## Exercise directions
When a line of the material has the word "JSON" in it, copy that line.

[Supplied entries Boundary: Start]

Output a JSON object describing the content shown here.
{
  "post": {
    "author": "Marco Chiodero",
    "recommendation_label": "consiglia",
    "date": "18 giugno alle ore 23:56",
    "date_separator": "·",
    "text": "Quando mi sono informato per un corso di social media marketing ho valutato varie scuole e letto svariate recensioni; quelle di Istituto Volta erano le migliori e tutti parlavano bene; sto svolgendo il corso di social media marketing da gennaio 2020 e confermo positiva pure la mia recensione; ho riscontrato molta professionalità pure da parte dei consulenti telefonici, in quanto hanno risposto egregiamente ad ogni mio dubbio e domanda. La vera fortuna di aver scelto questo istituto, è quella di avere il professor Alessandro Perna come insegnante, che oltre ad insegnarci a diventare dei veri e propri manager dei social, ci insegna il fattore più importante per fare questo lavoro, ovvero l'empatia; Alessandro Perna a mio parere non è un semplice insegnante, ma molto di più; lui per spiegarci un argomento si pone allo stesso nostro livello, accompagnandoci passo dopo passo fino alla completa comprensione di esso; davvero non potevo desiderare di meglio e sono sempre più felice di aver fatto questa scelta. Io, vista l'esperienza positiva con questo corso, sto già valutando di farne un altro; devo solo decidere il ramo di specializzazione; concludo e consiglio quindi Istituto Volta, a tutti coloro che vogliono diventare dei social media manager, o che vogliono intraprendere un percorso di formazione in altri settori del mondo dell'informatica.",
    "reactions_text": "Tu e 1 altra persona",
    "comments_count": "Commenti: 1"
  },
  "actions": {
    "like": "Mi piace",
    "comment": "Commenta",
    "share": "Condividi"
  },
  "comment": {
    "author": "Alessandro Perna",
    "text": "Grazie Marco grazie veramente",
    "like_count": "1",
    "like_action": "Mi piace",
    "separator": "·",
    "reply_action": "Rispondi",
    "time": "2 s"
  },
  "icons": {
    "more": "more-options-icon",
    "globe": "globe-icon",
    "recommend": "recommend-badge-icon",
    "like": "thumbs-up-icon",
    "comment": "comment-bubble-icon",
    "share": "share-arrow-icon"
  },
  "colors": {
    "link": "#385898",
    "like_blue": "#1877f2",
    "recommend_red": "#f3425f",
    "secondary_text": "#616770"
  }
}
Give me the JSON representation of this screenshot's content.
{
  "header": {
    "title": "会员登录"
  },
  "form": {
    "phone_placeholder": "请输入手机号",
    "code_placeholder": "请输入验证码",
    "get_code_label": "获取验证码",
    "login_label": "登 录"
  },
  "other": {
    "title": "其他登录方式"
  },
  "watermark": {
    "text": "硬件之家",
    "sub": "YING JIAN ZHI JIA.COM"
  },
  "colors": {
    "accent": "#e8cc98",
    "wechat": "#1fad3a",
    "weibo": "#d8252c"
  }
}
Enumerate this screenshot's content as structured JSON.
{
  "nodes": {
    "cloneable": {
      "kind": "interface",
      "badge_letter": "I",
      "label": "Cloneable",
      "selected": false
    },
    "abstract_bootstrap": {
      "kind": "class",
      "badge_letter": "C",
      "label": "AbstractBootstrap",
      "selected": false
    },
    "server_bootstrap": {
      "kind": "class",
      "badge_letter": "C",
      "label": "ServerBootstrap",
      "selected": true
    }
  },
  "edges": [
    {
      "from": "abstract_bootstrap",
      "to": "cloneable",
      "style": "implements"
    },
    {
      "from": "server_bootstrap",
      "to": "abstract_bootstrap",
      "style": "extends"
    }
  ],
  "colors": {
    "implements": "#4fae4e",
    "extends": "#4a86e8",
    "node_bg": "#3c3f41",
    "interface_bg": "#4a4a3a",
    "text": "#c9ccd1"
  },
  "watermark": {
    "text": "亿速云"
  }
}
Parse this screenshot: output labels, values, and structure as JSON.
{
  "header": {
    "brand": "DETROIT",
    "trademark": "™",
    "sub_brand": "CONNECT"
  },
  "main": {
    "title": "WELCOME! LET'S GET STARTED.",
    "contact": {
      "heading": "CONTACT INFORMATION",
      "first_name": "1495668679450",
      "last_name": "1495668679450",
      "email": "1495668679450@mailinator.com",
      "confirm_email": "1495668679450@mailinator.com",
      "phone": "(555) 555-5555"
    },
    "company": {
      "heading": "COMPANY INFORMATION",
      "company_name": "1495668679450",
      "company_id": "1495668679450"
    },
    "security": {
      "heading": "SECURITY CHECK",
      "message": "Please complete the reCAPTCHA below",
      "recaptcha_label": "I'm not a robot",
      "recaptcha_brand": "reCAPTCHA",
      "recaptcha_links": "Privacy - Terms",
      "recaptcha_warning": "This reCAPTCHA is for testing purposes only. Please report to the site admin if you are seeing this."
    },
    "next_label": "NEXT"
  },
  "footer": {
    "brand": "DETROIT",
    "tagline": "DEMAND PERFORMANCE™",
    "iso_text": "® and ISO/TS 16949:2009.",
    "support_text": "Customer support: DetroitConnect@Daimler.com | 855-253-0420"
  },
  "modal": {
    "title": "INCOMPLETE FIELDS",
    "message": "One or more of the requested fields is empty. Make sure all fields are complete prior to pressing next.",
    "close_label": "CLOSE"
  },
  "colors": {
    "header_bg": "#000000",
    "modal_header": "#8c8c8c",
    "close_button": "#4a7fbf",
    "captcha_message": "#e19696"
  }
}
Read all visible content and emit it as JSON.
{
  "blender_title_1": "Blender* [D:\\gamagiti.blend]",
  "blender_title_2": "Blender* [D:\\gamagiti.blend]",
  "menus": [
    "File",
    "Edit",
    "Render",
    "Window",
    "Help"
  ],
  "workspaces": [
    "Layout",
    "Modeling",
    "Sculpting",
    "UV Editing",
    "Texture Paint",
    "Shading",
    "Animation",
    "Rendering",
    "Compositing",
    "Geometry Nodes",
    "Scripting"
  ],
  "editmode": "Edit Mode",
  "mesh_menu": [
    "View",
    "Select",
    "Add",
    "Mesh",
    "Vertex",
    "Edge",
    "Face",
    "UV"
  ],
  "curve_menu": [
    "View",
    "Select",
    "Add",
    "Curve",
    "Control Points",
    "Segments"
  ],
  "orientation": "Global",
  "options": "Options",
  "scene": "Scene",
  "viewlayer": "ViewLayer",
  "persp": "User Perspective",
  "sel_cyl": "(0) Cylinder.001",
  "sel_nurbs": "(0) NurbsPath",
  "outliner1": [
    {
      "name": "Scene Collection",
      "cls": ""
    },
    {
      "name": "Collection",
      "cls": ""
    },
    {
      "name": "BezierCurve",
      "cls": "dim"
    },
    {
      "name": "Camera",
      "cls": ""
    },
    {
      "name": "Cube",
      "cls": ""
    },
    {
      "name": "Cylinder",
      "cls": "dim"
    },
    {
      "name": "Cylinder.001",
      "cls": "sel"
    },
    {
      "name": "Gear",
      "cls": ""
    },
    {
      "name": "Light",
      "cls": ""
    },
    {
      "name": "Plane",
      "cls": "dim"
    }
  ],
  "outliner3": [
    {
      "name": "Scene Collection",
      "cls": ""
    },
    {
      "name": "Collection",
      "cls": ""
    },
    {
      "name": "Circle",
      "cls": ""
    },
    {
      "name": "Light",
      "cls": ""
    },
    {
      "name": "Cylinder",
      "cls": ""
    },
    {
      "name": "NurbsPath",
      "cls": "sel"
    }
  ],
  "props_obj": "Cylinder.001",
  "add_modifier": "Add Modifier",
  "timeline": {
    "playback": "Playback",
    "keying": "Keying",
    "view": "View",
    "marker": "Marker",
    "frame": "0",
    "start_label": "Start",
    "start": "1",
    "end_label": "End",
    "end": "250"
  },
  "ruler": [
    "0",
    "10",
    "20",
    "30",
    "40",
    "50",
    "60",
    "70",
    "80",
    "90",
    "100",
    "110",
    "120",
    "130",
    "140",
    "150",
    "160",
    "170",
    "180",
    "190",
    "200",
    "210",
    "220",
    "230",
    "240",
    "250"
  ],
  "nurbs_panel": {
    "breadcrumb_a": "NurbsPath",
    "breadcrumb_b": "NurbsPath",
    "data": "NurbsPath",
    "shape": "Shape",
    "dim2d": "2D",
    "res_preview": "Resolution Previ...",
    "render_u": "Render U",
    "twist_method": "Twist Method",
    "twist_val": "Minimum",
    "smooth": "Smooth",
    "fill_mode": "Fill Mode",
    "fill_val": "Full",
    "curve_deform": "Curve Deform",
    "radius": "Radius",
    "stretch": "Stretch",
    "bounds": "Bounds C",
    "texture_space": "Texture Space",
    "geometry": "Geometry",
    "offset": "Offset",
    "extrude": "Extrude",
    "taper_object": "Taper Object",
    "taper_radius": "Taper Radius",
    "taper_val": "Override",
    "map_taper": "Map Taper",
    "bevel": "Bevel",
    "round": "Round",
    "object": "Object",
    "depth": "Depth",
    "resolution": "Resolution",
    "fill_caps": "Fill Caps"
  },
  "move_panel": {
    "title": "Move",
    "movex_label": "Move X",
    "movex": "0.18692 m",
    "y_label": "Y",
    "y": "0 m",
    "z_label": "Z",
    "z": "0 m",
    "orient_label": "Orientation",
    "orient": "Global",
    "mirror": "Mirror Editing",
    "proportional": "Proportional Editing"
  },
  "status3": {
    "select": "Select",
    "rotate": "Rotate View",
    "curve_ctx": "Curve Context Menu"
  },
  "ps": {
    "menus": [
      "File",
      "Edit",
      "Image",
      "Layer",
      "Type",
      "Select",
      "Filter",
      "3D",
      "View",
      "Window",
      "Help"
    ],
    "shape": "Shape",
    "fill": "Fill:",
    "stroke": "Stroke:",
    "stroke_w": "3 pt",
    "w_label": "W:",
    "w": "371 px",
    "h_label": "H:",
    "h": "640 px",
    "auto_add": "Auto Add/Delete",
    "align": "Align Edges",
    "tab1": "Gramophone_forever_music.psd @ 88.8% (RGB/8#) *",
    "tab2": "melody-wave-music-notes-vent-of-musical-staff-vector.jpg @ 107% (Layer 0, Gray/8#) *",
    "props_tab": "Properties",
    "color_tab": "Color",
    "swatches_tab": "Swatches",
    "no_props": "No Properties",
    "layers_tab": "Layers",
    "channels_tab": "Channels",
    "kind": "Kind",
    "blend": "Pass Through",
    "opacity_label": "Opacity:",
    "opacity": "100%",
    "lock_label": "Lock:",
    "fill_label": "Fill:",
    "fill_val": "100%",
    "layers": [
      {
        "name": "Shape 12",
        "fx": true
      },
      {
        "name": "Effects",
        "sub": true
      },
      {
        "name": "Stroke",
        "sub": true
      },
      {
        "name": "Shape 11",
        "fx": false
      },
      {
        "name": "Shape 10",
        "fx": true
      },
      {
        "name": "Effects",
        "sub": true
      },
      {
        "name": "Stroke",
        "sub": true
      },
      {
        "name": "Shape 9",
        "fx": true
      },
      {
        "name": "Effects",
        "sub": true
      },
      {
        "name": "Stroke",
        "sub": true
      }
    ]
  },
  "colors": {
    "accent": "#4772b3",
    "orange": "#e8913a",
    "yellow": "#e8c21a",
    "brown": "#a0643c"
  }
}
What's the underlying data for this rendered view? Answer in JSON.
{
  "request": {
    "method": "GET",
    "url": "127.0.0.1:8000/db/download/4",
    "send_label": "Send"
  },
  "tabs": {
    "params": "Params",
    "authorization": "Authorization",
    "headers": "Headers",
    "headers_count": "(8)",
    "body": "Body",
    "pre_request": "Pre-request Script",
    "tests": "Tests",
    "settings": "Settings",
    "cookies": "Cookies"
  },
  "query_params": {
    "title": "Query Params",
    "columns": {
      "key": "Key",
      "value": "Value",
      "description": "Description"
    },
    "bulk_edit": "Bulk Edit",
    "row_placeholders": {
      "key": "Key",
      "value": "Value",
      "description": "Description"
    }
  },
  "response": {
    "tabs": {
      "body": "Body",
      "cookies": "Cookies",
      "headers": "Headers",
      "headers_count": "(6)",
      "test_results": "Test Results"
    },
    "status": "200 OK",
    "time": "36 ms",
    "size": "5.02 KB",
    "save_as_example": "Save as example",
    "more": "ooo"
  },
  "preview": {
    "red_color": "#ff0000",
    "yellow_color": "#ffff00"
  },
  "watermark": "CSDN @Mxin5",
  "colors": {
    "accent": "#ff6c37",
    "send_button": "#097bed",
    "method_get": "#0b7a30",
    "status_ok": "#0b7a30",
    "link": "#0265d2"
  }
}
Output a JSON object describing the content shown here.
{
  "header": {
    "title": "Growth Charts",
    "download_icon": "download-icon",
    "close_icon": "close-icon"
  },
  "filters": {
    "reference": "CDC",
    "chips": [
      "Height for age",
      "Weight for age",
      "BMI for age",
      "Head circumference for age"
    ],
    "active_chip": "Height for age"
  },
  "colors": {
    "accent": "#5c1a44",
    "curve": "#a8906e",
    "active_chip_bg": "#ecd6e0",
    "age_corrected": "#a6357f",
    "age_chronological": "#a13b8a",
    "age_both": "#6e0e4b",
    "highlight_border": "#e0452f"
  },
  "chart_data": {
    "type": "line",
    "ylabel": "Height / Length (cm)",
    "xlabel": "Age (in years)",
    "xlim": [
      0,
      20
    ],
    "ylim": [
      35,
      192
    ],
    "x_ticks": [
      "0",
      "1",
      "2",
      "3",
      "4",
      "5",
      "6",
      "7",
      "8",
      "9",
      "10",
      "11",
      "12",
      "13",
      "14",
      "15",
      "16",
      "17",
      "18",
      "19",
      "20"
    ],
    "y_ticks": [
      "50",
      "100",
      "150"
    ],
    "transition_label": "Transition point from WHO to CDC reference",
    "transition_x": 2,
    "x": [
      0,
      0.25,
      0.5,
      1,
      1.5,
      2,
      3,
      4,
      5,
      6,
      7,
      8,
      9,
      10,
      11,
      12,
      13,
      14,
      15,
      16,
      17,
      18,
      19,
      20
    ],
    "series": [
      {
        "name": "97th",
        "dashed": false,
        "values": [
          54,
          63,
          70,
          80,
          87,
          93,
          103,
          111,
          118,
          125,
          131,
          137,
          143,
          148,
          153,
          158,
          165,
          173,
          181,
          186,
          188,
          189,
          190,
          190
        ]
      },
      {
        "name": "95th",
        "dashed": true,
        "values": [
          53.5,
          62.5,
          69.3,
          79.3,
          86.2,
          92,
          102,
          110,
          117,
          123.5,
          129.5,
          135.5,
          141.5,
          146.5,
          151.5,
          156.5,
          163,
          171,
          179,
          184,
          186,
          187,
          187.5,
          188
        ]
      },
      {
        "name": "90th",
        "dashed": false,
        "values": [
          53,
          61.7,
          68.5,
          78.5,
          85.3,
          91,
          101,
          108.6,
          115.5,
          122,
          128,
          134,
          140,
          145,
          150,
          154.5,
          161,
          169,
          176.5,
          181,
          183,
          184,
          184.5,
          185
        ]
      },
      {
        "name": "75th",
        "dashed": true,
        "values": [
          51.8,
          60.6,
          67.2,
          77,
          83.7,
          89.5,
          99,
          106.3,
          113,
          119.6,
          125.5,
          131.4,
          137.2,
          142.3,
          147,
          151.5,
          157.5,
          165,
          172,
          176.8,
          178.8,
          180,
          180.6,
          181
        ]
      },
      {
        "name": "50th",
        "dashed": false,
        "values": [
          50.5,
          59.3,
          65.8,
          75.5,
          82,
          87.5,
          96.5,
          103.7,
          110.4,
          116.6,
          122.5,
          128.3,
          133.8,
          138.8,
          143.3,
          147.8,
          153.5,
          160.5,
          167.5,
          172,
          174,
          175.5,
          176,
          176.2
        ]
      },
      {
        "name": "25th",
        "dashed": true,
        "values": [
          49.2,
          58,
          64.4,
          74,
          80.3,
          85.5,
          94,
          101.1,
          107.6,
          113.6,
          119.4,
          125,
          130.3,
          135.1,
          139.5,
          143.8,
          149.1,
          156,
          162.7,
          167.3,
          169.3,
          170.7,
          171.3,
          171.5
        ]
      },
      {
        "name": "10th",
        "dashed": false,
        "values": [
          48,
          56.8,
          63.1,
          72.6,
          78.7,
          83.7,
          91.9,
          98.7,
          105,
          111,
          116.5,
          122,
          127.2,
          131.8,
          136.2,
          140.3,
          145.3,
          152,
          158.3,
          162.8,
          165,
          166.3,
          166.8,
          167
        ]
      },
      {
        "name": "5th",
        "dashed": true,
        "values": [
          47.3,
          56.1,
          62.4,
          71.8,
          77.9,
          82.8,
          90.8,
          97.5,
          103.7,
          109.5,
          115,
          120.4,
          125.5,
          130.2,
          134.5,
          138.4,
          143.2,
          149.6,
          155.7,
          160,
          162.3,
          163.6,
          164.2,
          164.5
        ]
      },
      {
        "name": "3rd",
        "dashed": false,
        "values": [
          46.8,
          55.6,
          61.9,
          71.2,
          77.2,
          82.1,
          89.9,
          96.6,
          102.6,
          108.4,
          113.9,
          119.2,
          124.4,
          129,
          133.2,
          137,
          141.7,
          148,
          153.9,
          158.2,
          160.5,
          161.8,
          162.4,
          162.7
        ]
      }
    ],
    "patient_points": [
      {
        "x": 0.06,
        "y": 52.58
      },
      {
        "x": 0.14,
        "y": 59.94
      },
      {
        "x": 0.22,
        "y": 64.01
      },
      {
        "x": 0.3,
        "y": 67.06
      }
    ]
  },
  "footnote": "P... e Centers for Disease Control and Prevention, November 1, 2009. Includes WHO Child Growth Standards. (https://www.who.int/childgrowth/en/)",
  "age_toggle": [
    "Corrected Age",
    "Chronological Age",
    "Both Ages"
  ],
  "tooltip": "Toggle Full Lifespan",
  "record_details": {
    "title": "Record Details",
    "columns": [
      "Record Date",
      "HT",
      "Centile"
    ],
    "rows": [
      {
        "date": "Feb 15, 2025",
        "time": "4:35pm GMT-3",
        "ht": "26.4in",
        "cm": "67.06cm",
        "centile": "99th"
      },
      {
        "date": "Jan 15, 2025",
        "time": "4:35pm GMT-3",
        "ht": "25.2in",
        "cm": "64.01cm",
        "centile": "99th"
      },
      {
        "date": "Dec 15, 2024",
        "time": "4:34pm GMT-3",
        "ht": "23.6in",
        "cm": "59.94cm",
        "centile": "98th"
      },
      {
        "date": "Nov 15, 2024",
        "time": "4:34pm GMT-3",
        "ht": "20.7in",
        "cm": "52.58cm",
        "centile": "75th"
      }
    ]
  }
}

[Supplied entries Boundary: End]

## Completed exercise
Output a JSON object describing the content shown here.
Give me the JSON representation of this screenshot's content.
Enumerate this screenshot's content as structured JSON.
Parse this screenshot: output labels, values, and structure as JSON.
Read all visible content and emit it as JSON.
What's the underlying data for this rendered view? Answer in JSON.
Output a JSON object describing the content shown here.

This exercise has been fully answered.